Data records for software interfaces
..............................

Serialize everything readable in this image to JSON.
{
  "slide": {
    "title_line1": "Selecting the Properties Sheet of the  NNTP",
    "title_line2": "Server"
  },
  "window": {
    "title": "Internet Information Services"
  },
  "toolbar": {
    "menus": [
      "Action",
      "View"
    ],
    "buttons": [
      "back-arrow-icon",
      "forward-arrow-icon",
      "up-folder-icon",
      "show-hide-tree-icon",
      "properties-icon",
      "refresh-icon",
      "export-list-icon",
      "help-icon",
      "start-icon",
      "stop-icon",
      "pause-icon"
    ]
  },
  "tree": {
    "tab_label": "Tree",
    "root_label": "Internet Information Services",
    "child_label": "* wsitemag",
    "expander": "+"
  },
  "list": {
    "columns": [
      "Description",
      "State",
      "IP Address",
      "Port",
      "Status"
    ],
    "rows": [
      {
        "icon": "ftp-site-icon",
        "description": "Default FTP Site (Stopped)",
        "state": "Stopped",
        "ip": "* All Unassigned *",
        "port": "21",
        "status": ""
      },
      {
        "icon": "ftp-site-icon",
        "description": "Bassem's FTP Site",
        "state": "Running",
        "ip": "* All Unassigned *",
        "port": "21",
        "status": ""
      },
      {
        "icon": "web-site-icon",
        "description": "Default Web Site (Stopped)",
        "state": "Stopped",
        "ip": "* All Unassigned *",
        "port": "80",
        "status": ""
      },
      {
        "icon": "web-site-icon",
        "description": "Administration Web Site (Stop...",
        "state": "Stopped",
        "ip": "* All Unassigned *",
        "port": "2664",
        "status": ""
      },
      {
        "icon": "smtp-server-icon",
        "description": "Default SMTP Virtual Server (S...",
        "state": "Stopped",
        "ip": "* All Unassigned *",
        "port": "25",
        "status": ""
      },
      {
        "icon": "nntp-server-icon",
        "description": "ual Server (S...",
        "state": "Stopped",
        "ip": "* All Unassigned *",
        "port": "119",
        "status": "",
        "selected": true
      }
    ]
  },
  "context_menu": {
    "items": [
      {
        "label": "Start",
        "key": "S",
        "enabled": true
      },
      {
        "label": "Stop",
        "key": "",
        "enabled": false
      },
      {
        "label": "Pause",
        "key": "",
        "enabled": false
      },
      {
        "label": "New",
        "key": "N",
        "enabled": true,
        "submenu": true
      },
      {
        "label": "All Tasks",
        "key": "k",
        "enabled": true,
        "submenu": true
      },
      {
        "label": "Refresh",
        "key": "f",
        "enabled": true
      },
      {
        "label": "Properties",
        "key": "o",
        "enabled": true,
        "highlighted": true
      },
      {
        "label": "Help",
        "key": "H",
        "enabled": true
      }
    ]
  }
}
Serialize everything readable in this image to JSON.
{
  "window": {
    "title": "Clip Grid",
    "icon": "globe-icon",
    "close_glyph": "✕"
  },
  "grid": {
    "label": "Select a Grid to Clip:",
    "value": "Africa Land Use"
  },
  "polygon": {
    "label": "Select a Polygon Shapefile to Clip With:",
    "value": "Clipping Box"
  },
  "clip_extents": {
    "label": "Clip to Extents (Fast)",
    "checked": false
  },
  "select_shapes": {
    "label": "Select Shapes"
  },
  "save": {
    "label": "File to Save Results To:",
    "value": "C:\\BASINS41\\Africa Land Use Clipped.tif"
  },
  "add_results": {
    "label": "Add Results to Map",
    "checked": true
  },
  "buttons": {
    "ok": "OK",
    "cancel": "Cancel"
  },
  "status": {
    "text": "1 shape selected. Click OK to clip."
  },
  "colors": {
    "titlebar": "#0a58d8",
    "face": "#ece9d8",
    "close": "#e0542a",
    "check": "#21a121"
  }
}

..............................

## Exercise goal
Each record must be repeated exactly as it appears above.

## Answer to the exercise
Serialize everything readable in this image to JSON.
{
  "slide": {
    "title_line1": "Selecting the Properties Sheet of the  NNTP",
    "title_line2": "Server"
  },
  "window": {
    "title": "Internet Information Services"
  },
  "toolbar": {
    "menus": [
      "Action",
      "View"
    ],
    "buttons": [
      "back-arrow-icon",
      "forward-arrow-icon",
      "up-folder-icon",
      "show-hide-tree-icon",
      "properties-icon",
      "refresh-icon",
      "export-list-icon",
      "help-icon",
      "start-icon",
      "stop-icon",
      "pause-icon"
    ]
  },
  "tree": {
    "tab_label": "Tree",
    "root_label": "Internet Information Services",
    "child_label": "* wsitemag",
    "expander": "+"
  },
  "list": {
    "columns": [
      "Description",
      "State",
      "IP Address",
      "Port",
      "Status"
    ],
    "rows": [
      {
        "icon": "ftp-site-icon",
        "description": "Default FTP Site (Stopped)",
        "state": "Stopped",
        "ip": "* All Unassigned *",
        "port": "21",
        "status": ""
      },
      {
        "icon": "ftp-site-icon",
        "description": "Bassem's FTP Site",
        "state": "Running",
        "ip": "* All Unassigned *",
        "port": "21",
        "status": ""
      },
      {
        "icon": "web-site-icon",
        "description": "Default Web Site (Stopped)",
        "state": "Stopped",
        "ip": "* All Unassigned *",
        "port": "80",
        "status": ""
      },
      {
        "icon": "web-site-icon",
        "description": "Administration Web Site (Stop...",
        "state": "Stopped",
        "ip": "* All Unassigned *",
        "port": "2664",
        "status": ""
      },
      {
        "icon": "smtp-server-icon",
        "description": "Default SMTP Virtual Server (S...",
        "state": "Stopped",
        "ip": "* All Unassigned *",
        "port": "25",
        "status": ""
      },
      {
        "icon": "nntp-server-icon",
        "description": "ual Server (S...",
        "state": "Stopped",
        "ip": "* All Unassigned *",
        "port": "119",
        "status": "",
        "selected": true
      }
    ]
  },
  "context_menu": {
    "items": [
      {
        "label": "Start",
        "key": "S",
        "enabled": true
      },
      {
        "label": "Stop",
        "key": "",
        "enabled": false
      },
      {
        "label": "Pause",
        "key": "",
        "enabled": false
      },
      {
        "label": "New",
        "key": "N",
        "enabled": true,
        "submenu": true
      },
      {
        "label": "All Tasks",
        "key": "k",
        "enabled": true,
        "submenu": true
      },
      {
        "label": "Refresh",
        "key": "f",
        "enabled": true
      },
      {
        "label": "Properties",
        "key": "o",
        "enabled": true,
        "highlighted": true
      },
      {
        "label": "Help",
        "key": "H",
        "enabled": true
      }
    ]
  }
}
Serialize everything readable in this image to JSON.
{
  "window": {
    "title": "Clip Grid",
    "icon": "globe-icon",
    "close_glyph": "✕"
  },
  "grid": {
    "label": "Select a Grid to Clip:",
    "value": "Africa Land Use"
  },
  "polygon": {
    "label": "Select a Polygon Shapefile to Clip With:",
    "value": "Clipping Box"
  },
  "clip_extents": {
    "label": "Clip to Extents (Fast)",
    "checked": false
  },
  "select_shapes": {
    "label": "Select Shapes"
  },
  "save": {
    "label": "File to Save Results To:",
    "value": "C:\\BASINS41\\Africa Land Use Clipped.tif"
  },
  "add_results": {
    "label": "Add Results to Map",
    "checked": true
  },
  "buttons": {
    "ok": "OK",
    "cancel": "Cancel"
  },
  "status": {
    "text": "1 shape selected. Click OK to clip."
  },
  "colors": {
    "titlebar": "#0a58d8",
    "face": "#ece9d8",
    "close": "#e0542a",
    "check": "#21a121"
  }
}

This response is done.